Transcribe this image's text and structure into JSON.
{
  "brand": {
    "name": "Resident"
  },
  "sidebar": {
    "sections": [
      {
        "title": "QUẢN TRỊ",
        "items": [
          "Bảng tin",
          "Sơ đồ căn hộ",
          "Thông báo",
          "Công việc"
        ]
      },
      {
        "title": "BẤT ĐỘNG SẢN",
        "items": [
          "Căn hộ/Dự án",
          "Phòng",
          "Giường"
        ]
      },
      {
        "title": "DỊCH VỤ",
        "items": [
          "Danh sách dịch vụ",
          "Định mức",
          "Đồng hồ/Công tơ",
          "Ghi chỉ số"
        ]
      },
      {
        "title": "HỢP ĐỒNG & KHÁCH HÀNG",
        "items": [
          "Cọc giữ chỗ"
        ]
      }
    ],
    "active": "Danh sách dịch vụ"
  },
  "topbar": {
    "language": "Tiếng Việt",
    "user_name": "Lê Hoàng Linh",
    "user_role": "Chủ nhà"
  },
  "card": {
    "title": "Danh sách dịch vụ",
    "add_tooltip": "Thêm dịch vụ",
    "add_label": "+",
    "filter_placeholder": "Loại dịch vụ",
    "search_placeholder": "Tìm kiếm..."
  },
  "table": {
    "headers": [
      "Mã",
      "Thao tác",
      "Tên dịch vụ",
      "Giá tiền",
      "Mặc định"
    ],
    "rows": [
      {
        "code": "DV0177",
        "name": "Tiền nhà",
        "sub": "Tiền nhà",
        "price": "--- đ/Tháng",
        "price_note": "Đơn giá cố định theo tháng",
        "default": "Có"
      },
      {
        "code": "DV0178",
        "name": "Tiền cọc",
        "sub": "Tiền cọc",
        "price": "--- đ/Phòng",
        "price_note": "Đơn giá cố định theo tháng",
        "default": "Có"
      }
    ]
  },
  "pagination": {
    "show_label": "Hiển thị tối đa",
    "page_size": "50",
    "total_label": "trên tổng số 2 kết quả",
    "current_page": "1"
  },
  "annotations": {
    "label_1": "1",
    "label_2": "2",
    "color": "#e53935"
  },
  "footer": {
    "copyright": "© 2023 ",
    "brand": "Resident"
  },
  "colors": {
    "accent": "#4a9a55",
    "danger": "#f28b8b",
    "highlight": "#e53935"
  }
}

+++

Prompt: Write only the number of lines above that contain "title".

Response to this task: 5